- ‘American Idiot’ at EPAC
- Warwick grad producing ‘Million Dollar Quartet’ at Dutch Apple
- ‘Somewhereville Station’ revisits the 50s and 60s
- St. Patty’s musical at Ephrata Main
- Dance, concert will benefit Jamaica missions
- Happy Anniver5ary, St. Boniface!
- Downtown diversity
- Travelogue will explore Colorado River this Saturday
- Cool lineup!
School board approves budget proposal
By: MICHELLE REIFF Review Staff email@example.com, Staff Writer
The Cocalico School District board approved its 2012-2013 proposed budget at a special meeting on May 14.
After months of determining ways to cut costs, the board settled on an increase of 2.65 percent. The .43 mills translates to $609,737 of new revenue for the district.
Sherri Stull, board secretary, said the need for the increase is being primarily driven by two line items.
"If you would remove the employers contribution and the health insurance, you would actually get an overall budget to budget decrease of approximately $201,000 or .4 percent," she said.
The district’s total budget will be just over $49.9 million.
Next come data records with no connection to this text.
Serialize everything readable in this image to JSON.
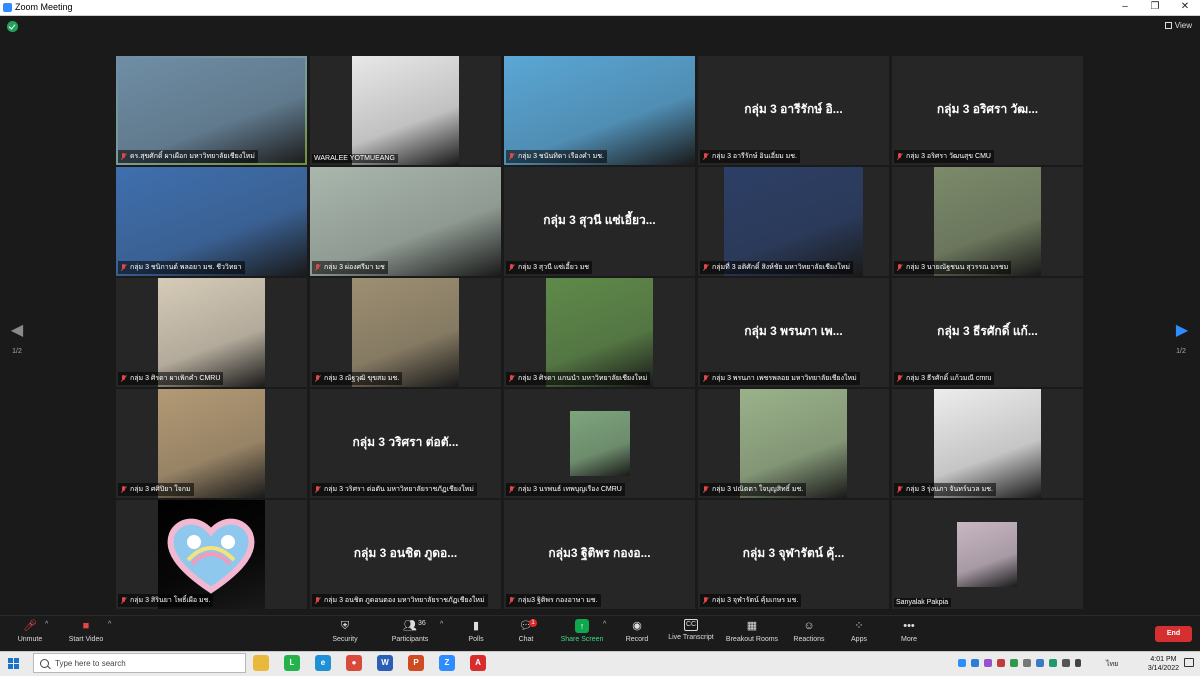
{
  "window": {
    "title": "Zoom Meeting",
    "view_label": "View",
    "min_glyph": "–",
    "max_glyph": "❐",
    "close_glyph": "✕"
  },
  "pagination": {
    "prev_page": "1/2",
    "next_page": "1/2",
    "prev_glyph": "◀",
    "next_glyph": "▶"
  },
  "participants": [
    {
      "label": "ดร.สุขศักดิ์ ผาเผือก มหาวิทยาลัยเชียงใหม่",
      "name_display": "",
      "video": true,
      "muted": true,
      "active": true,
      "bg": "#6f8ea6"
    },
    {
      "label": "WARALEE YOTMUEANG",
      "name_display": "",
      "video": true,
      "muted": false,
      "bg": "#e8e8e8"
    },
    {
      "label": "กลุ่ม 3 ชนันทิดา เรืองคำ มช.",
      "name_display": "",
      "video": true,
      "muted": true,
      "bg": "#5aa7d6"
    },
    {
      "label": "กลุ่ม 3 อารีรักษ์ อินเอี่ยม มช.",
      "name_display": "กลุ่ม 3 อารีรักษ์ อิ...",
      "video": false,
      "muted": true
    },
    {
      "label": "กลุ่ม 3 อริศรา วัฒนสุข CMU",
      "name_display": "กลุ่ม 3 อริศรา วัฒ...",
      "video": false,
      "muted": true
    },
    {
      "label": "กลุ่ม 3 ชนิกานต์ พลอยา มช. ชีววิทยา",
      "name_display": "",
      "video": true,
      "muted": true,
      "bg": "#3f6fae"
    },
    {
      "label": "กลุ่ม 3 ผ่องศรีมา มช",
      "name_display": "",
      "video": true,
      "muted": true,
      "bg": "#a9b7ad"
    },
    {
      "label": "กลุ่ม 3 สุวนี แซ่เอี้ยว มช",
      "name_display": "กลุ่ม 3 สุวนี แซ่เอี้ยว...",
      "video": false,
      "muted": true
    },
    {
      "label": "กลุ่มที่ 3 อติศักดิ์ สิงห์ชัย มหาวิทยาลัยเชียงใหม่",
      "name_display": "",
      "video": true,
      "muted": true,
      "bg": "#2c3f66"
    },
    {
      "label": "กลุ่ม 3 นายณัฐชนน สุวรรณ มรชม",
      "name_display": "",
      "video": true,
      "muted": true,
      "bg": "#7c8a6a"
    },
    {
      "label": "กลุ่ม 3 ศิรดา ผาเพิกคำ CMRU",
      "name_display": "",
      "video": true,
      "muted": true,
      "bg": "#d6cbb8"
    },
    {
      "label": "กลุ่ม 3 ณัฐวุฒิ ขุขสม มช.",
      "name_display": "",
      "video": true,
      "muted": true,
      "bg": "#9d8f72"
    },
    {
      "label": "กลุ่ม 3 ศิรดา แกนนำ มหาวิทยาลัยเชียงใหม่",
      "name_display": "",
      "video": true,
      "muted": true,
      "bg": "#5f8a4a"
    },
    {
      "label": "กลุ่ม 3 พรนภา เพชรพลอย มหาวิทยาลัยเชียงใหม่",
      "name_display": "กลุ่ม 3 พรนภา เพ...",
      "video": false,
      "muted": true
    },
    {
      "label": "กลุ่ม 3 ธีรศักดิ์ แก้วมณี cmru",
      "name_display": "กลุ่ม 3 ธีรศักดิ์ แก้...",
      "video": false,
      "muted": true
    },
    {
      "label": "กลุ่ม 3 ศศิปิยา ใจกม",
      "name_display": "",
      "video": true,
      "muted": true,
      "bg": "#b39a75"
    },
    {
      "label": "กลุ่ม 3 วริศรา ต่อตัน มหาวิทยาลัยราชภัฏเชียงใหม่",
      "name_display": "กลุ่ม 3 วริศรา ต่อตั...",
      "video": false,
      "muted": true
    },
    {
      "label": "กลุ่ม 3 นรพนธ์ เทพบุญเรือง CMRU",
      "name_display": "",
      "video": true,
      "muted": true,
      "bg": "#7ea57d"
    },
    {
      "label": "กลุ่ม 3 ปณิตตา ใจบุญสิทธิ์ มช.",
      "name_display": "",
      "video": true,
      "muted": true,
      "bg": "#9ab28a"
    },
    {
      "label": "กลุ่ม 3 รุ่งนภา จันทร์นวล มช.",
      "name_display": "",
      "video": true,
      "muted": true,
      "bg": "#ededed"
    },
    {
      "label": "กลุ่ม 3 สิรินยา โพธิ์เผือ มช.",
      "name_display": "",
      "video": true,
      "muted": true,
      "bg": "#000000",
      "heart": true
    },
    {
      "label": "กลุ่ม 3 อนชิต ภูดอนตอง มหาวิทยาลัยราชภัฏเชียงใหม่",
      "name_display": "กลุ่ม 3 อนชิต ภูดอ...",
      "video": false,
      "muted": true
    },
    {
      "label": "กลุ่ม3 ฐิติพร กองอาษา มช.",
      "name_display": "กลุ่ม3 ฐิติพร กองอ...",
      "video": false,
      "muted": true
    },
    {
      "label": "กลุ่ม 3 จุฬารัตน์ คุ้มเกษร มช.",
      "name_display": "กลุ่ม 3 จุฬารัตน์ คุ้...",
      "video": false,
      "muted": true
    },
    {
      "label": "Sanyalak Pakpia",
      "name_display": "",
      "video": true,
      "muted": false,
      "bg": "#c8b7c4"
    }
  ],
  "toolbar": {
    "unmute": "Unmute",
    "start_video": "Start Video",
    "security": "Security",
    "participants": "Participants",
    "participants_count": "36",
    "polls": "Polls",
    "chat": "Chat",
    "chat_badge": "1",
    "share_screen": "Share Screen",
    "record": "Record",
    "live_transcript": "Live Transcript",
    "breakout_rooms": "Breakout Rooms",
    "reactions": "Reactions",
    "apps": "Apps",
    "more": "More",
    "end": "End"
  },
  "taskbar": {
    "search_placeholder": "Type here to search",
    "language": "ไทย",
    "time": "4:01 PM",
    "date": "3/14/2022",
    "apps": [
      {
        "name": "file-explorer",
        "glyph": "",
        "color": "#e8b93a"
      },
      {
        "name": "line",
        "glyph": "L",
        "color": "#26b24b"
      },
      {
        "name": "edge",
        "glyph": "e",
        "color": "#1f8fd6"
      },
      {
        "name": "chrome",
        "glyph": "●",
        "color": "#d94a3a"
      },
      {
        "name": "word",
        "glyph": "W",
        "color": "#2b5fb5"
      },
      {
        "name": "powerpoint",
        "glyph": "P",
        "color": "#d04a22"
      },
      {
        "name": "zoom",
        "glyph": "Z",
        "color": "#2d8cff"
      },
      {
        "name": "acrobat",
        "glyph": "A",
        "color": "#d72d2d"
      }
    ]
  },
  "colors": {
    "active_speaker": "#a8d94a",
    "end_button": "#d62f2f",
    "share_green": "#0ea74d",
    "muted_red": "#e04848"
  }
}
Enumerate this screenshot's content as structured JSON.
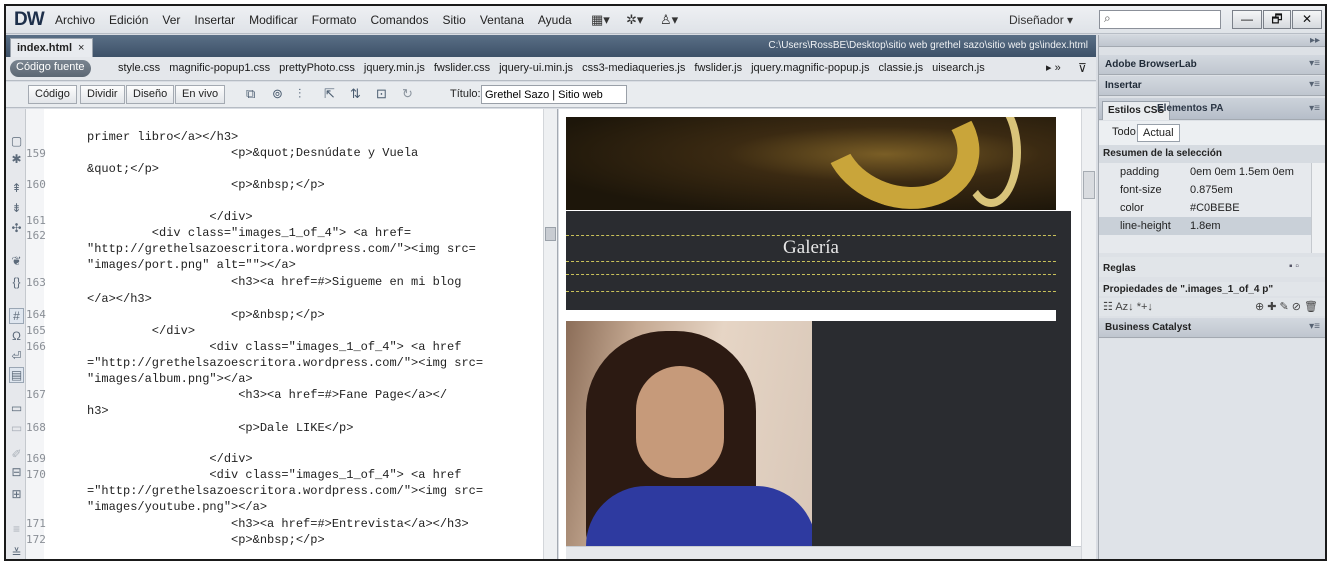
{
  "app": {
    "logo": "DW",
    "menus": [
      "Archivo",
      "Edición",
      "Ver",
      "Insertar",
      "Modificar",
      "Formato",
      "Comandos",
      "Sitio",
      "Ventana",
      "Ayuda"
    ],
    "workspace": "Diseñador",
    "search_placeholder": "",
    "window_buttons": {
      "minimize": "—",
      "restore": "🗗",
      "close": "✕"
    }
  },
  "document": {
    "tab_label": "index.html",
    "tab_close": "×",
    "path": "C:\\Users\\RossBE\\Desktop\\sitio web grethel sazo\\sitio web gs\\index.html",
    "source_button": "Código fuente",
    "related_files": [
      "style.css",
      "magnific-popup1.css",
      "prettyPhoto.css",
      "jquery.min.js",
      "fwslider.css",
      "jquery-ui.min.js",
      "css3-mediaqueries.js",
      "fwslider.js",
      "jquery.magnific-popup.js",
      "classie.js",
      "uisearch.js"
    ],
    "view_buttons": [
      "Código",
      "Dividir",
      "Diseño",
      "En vivo"
    ],
    "title_label": "Título:",
    "title_value": "Grethel Sazo | Sitio web"
  },
  "code": {
    "line_numbers": [
      "159",
      "160",
      "161",
      "162",
      "163",
      "164",
      "165",
      "166",
      "167",
      "168",
      "169",
      "170",
      "171",
      "172"
    ],
    "lines": [
      "primer libro</a></h3>",
      "                    <p>&quot;Desnúdate y Vuela",
      "&quot;</p>",
      "                    <p>&nbsp;</p>",
      "",
      "                 </div>",
      "         <div class=\"images_1_of_4\"> <a href=",
      "\"http://grethelsazoescritora.wordpress.com/\"><img src=",
      "\"images/port.png\" alt=\"\"></a>",
      "                    <h3><a href=#>Sigueme en mi blog",
      "</a></h3>",
      "                    <p>&nbsp;</p>",
      "         </div>",
      "                 <div class=\"images_1_of_4\"> <a href",
      "=\"http://grethelsazoescritora.wordpress.com/\"><img src=",
      "\"images/album.png\"></a>",
      "                     <h3><a href=#>Fane Page</a></",
      "h3>",
      "                     <p>Dale LIKE</p>",
      "",
      "                 </div>",
      "                 <div class=\"images_1_of_4\"> <a href",
      "=\"http://grethelsazoescritora.wordpress.com/\"><img src=",
      "\"images/youtube.png\"></a>",
      "                    <h3><a href=#>Entrevista</a></h3>",
      "                    <p>&nbsp;</p>"
    ]
  },
  "design": {
    "gallery_title": "Galería"
  },
  "panel": {
    "browserlab": "Adobe BrowserLab",
    "insertar": "Insertar",
    "tab_css": "Estilos CSS",
    "tab_pa": "Elementos PA",
    "mode_all": "Todo",
    "mode_current": "Actual",
    "summary_header": "Resumen de la selección",
    "properties": [
      {
        "name": "padding",
        "value": "0em 0em 1.5em 0em"
      },
      {
        "name": "font-size",
        "value": "0.875em"
      },
      {
        "name": "color",
        "value": "#C0BEBE"
      },
      {
        "name": "line-height",
        "value": "1.8em"
      }
    ],
    "rules": "Reglas",
    "props_of": "Propiedades de \".images_1_of_4 p\"",
    "business_catalyst": "Business Catalyst"
  }
}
The expected revenue only totals approximately $47.1, but committed funds from PSERS of approximately $2.8 million will be used to make up the difference.
The 2.1 percent tax increase will bring the school district’s total millage to 21.32. The impact on the median assessed home, valued at $138,200, will be a $59.43 tax increase.
Dr. Bruce Sensenig, superintendent, compared the school district’s budget management to the game of Jenga.
"The concern is if we keep pulling out a block here, a stick there, how long can we hold the structure up?" he said. "The good thing is that good schools increase home values and public school education is nation-building; an investment in the future.
Sensenig said the new budget provides students with education opportunities that will meet their needs and are within the PDE approved strategic plans. He noted that the board has worked hard to decrease expenses, taking the first action to limit potential tax increase in October by opting out of Act I.
"When you opt out of Act I that means you are not going to take any exceptions or apply for referendum," said Sensenig. "So that cap was put on right from the beginning. The only thing we could use was the allowable Pennsylvania index, which we will be seeking in this budget."
From March to May the district has made an effort to reduce the budget, initially proposed at $3.5 higher than 2011-2012 or a 7.24 percent increase.
The three major impacts on the budget are wages, legislated retirement contributions (PSERS) and health care costs. They were addressed as follows:
? The district went from a 3.61 percent projected wage increase of $783,000 down to $16,000 or .07 percent.
? Employee contributions increased from 8.65 to 12.36 percent.
? Health care costs will remain at the proposed $687,000, a 14.39 percent increase.
Sensenig said the district is beginning to see the benefit this year from what was done last year. Additional budget cuts include: the elimination of six teacher positions via attrition instead of through furlows and the loss of six support staff positions
(in addition to last year’s 11 teachers and five support staff); removal of small food appliances from classroom and work areas, refitted lighting in gymnasium and use of a four-day summer work week to save energy costs; and limited equipment purchases and renovations.
The budget passed by an 8 to 1 vote, with Steve Richardson being the sole member to vote against it.
"We keep pulling pieces of the community apart," he said, as he shared what he had read recently regarding real estate transfer.
He went back from 2005-2006 up through 2011-2012, noting that the property he owns has seen a 30 percent increase in taxes but only a 6.5 percent increase on the total value of the property.
Sensenig maintains that the district is continuing to see a slight increase in revenue, including: recycling of scrap metal, collecting medical assistance funds, initiation of an advertising policy, seeking of additional grants and collection of facility use fees.
In accordance with attempting to reduce expenses, the school district has also made the decision to eliminate its extended day kindergarten program.
The program was in place for about six years, but there has been not enough significance in terms of retention over time to continue, said Sensenig. He noted that doubling up on reading specialists offers support for a longer time period — kindergarten through grade five.
The budget will be on display to the public and voted on for final board approval at its June 18 meeting.